# Attempting to convert a model with “bones” - how to find the coordinates of each rotation point?

I should explain that I've only just downloaded and installed blender maybe a week ago? There is a model I am going to use for a project and I have to convert it to a special format for the engine I'm using. It doesn't support bones or any rigging. To actually do rigging I apply a transformation to the drawing space according to where the model should be (for instance, move a submodel so that its rotation point is at the origin, rotate, and then move back and then do whatever transformations were applied to higher models in the hierarchy). So I do have the models themselves (the geometry and textures) converted into the proper format. That I do not need help with. I have another program for that but it only views polygon data (for the same reasons as above). I'm trying to determine those "rotation points" in blender. I have no idea how to use the interface. I figured out how to load the model in the window last night and I managed to delete some stupid cube that was sitting in the default window. I'm essentially wanting to know what menu or what button (preferably with screenshots) I go to in order to step through all the rotation points one by one so that I can convert it to my setup?

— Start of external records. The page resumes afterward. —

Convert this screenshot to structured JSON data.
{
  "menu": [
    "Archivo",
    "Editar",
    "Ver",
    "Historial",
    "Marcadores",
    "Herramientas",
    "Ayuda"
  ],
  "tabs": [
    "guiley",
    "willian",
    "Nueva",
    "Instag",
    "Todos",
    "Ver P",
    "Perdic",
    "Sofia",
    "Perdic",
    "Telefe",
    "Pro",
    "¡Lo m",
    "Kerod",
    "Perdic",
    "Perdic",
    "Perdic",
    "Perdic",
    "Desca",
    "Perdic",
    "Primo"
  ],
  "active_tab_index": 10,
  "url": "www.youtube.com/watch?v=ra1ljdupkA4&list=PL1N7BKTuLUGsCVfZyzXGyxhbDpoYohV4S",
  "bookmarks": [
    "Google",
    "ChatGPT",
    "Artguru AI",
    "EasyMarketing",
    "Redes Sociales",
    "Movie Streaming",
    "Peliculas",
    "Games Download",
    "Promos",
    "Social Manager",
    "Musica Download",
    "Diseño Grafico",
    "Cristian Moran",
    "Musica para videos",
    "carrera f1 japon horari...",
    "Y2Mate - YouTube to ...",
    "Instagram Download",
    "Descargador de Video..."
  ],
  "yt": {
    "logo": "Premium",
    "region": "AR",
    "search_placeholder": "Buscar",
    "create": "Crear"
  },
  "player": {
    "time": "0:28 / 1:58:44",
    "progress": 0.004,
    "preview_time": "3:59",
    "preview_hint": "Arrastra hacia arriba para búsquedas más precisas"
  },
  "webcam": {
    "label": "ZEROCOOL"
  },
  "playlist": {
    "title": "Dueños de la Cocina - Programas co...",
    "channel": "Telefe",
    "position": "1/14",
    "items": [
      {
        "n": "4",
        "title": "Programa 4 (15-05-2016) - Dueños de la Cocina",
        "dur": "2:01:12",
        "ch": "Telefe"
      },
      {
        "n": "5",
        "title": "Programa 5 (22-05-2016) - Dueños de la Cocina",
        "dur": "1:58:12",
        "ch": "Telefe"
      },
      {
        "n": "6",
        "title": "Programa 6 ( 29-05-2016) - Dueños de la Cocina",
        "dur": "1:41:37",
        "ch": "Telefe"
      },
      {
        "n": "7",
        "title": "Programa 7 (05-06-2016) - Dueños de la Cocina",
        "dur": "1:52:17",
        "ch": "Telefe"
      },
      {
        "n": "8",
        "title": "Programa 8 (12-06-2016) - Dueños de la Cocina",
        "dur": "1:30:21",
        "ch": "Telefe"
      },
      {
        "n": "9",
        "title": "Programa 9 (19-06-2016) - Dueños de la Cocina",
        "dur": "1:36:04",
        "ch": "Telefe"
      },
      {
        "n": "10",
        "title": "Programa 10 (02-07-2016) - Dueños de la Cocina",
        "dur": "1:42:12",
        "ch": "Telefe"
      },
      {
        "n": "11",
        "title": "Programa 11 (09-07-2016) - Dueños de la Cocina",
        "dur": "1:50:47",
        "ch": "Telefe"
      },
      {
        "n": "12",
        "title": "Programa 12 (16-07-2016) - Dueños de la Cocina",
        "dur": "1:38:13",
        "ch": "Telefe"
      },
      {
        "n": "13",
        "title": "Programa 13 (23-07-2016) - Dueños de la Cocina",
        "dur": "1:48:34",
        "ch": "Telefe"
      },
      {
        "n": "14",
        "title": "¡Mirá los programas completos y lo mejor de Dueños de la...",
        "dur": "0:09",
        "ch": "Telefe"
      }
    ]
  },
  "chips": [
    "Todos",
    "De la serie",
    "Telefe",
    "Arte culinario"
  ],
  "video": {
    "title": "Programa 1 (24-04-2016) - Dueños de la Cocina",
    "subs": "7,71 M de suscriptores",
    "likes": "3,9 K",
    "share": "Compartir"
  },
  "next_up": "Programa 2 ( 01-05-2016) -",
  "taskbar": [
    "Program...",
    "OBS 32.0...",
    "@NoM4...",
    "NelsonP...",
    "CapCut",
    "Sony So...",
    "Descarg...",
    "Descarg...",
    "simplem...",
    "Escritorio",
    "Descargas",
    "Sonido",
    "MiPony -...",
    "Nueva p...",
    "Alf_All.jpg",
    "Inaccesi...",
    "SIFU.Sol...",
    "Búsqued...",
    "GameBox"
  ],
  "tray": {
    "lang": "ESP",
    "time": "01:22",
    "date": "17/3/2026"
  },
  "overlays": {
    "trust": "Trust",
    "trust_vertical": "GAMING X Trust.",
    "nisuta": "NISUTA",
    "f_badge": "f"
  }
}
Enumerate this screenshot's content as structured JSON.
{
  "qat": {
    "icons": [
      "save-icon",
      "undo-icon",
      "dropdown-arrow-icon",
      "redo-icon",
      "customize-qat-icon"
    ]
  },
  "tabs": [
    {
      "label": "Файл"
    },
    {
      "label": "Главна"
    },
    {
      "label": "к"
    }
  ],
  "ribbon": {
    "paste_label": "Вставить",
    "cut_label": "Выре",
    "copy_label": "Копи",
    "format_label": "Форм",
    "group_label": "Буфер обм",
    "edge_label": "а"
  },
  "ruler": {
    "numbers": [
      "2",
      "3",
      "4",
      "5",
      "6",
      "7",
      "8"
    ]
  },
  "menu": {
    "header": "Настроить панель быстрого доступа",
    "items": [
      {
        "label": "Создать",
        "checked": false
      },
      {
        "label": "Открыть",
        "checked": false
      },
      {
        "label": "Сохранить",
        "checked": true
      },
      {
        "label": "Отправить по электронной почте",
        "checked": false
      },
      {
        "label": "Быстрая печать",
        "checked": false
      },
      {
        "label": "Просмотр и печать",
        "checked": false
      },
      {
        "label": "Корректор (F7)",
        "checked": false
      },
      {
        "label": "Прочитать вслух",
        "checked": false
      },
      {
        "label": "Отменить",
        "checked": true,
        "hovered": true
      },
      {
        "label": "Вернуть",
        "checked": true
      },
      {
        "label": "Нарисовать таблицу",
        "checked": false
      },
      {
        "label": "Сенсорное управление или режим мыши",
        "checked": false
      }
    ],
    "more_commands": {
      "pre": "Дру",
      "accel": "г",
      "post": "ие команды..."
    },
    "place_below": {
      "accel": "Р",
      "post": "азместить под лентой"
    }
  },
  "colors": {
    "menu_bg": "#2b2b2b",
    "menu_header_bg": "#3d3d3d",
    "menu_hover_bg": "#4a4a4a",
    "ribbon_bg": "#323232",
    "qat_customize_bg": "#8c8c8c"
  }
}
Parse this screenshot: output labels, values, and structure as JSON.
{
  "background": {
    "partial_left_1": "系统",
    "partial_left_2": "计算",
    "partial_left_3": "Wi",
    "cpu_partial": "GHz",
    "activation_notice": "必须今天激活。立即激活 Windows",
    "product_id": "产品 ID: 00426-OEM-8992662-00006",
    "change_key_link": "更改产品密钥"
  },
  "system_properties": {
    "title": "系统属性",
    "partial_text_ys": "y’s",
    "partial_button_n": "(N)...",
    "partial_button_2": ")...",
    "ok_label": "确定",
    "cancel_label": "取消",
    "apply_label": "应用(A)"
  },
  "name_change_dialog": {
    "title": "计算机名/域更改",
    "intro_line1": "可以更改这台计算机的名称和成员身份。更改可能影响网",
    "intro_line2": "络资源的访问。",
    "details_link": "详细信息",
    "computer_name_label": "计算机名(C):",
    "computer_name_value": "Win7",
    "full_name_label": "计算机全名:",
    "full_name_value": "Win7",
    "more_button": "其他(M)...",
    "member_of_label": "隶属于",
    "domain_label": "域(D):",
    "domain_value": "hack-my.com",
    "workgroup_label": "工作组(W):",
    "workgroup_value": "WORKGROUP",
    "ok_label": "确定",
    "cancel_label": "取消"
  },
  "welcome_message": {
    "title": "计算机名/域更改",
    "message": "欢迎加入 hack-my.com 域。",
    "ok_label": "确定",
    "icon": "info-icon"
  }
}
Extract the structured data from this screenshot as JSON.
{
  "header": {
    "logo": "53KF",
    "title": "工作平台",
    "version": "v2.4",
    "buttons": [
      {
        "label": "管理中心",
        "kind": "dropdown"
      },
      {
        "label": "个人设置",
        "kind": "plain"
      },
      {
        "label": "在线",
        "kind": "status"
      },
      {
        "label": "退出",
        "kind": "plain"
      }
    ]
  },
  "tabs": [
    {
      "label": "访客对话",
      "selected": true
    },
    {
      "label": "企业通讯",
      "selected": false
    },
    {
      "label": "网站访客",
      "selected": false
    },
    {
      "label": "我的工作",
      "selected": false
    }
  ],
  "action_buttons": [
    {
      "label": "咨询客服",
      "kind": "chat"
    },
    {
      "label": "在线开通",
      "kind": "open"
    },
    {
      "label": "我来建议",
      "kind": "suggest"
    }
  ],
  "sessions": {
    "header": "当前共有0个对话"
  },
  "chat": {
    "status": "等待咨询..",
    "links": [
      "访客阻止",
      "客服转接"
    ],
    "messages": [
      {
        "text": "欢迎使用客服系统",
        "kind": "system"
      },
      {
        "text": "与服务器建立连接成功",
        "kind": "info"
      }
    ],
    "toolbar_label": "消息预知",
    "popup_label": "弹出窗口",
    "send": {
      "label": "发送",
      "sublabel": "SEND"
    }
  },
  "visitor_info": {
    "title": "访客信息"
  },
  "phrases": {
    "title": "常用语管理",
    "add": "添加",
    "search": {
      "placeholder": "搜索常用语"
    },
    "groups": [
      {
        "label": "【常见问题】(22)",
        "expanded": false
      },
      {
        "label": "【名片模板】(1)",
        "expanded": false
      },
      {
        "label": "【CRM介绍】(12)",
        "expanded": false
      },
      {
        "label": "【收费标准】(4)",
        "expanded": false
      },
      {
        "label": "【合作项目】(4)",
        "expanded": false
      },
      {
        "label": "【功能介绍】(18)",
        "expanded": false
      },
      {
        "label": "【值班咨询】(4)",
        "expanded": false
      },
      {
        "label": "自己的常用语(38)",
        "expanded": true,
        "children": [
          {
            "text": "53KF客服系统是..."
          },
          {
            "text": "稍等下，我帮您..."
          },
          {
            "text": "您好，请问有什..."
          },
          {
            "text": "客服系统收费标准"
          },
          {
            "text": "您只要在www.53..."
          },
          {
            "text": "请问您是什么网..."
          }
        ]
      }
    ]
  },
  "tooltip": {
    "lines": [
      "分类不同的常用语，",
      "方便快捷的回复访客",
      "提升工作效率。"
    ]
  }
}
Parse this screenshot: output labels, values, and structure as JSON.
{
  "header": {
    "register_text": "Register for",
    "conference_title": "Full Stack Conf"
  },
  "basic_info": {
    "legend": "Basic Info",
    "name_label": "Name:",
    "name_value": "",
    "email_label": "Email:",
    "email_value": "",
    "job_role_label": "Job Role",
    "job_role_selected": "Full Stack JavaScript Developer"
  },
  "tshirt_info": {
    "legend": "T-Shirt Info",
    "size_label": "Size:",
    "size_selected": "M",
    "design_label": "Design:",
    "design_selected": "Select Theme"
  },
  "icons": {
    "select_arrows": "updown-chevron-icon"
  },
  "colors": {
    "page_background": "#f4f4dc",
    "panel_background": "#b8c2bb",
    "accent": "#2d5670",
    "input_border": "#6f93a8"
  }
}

It is quite possible that my setup is slightly different than how bones work. I apologize if so. It's how I've thought about for quite some time when dealing with models. Hopefully it isn't too confusing for you people who have used Blender for more than a few hours.

For those asking what engine I'm using. It is game maker 8.0 pro. Yes I have read the manual thoroughly. It does not support bones. No, I cannot convert the codebase to something else as it is literally years old. No, I would prefer to not use a 3rd party library to load in the original model with its default rigging.

• I understand that the SE new ToS and whatnot put "New Contributor" on people for some reason. I specifically do not like this for the reason that I am NOT a new user of stack exchange and do not need to be treated differently simply because I posted on a subforum I haven't before. Thank you. I just wanted to get that out of the way before I get inundated with "welcome to __" posts. I do not like those..... – The Great Duck Aug 28 '18 at 1:13
• Can you add a screenshot what you get in Blender? Do you get an armature imported (looks like this, press Z to see in wireframe to check if it's not hidden inside the mesh) or is your model a collection of parts with unique origins? You might also got the "bones" as just empty objects.. – Jaroslav Jerryno Novotny Aug 28 '18 at 1:44
• @JaroslavJerrynoNovotny I have the armature. I would prefer not to post a screenshot of the model if that is acceptable. I mostly just have no idea what menu to go to that would show the coordinates of this armature. – The Great Duck Aug 28 '18 at 1:54

With the armature selected switch to Edit Mode, select the bone you want, and the location of the point it rotates around is displayed in the Properties panel (N) under Head:

To automate this open a Text Editor window and run this code:

import bpy

obj = bpy.context.active_object

if obj.mode is not 'OBJECT': bpy.ops.object.set_object_mode()

for bone in obj.data.bones:
print("Bone: {0} origin is at {1}".format(bone.name, bone.head))


It will output into System Console. You can rewrite it to output to a file in a custom format your engine will understand.

The values will be relative to the armature centre of origin and with Z axis pointing up.

• Unfortunately my engine requires it to be hardcoded in manually (and quite tediously) but thanks for the tidbit about automating it. – The Great Duck Aug 28 '18 at 23:48
• Alrighty I have confirmed that this works (or rather that i could follow the steps). Unfortunately my other program put the model in a different pose for some reason but luckily blender seems capable of saving each submodel separately. However a little linear algebra never killed anyone and it should be fun. – The Great Duck Aug 29 '18 at 0:16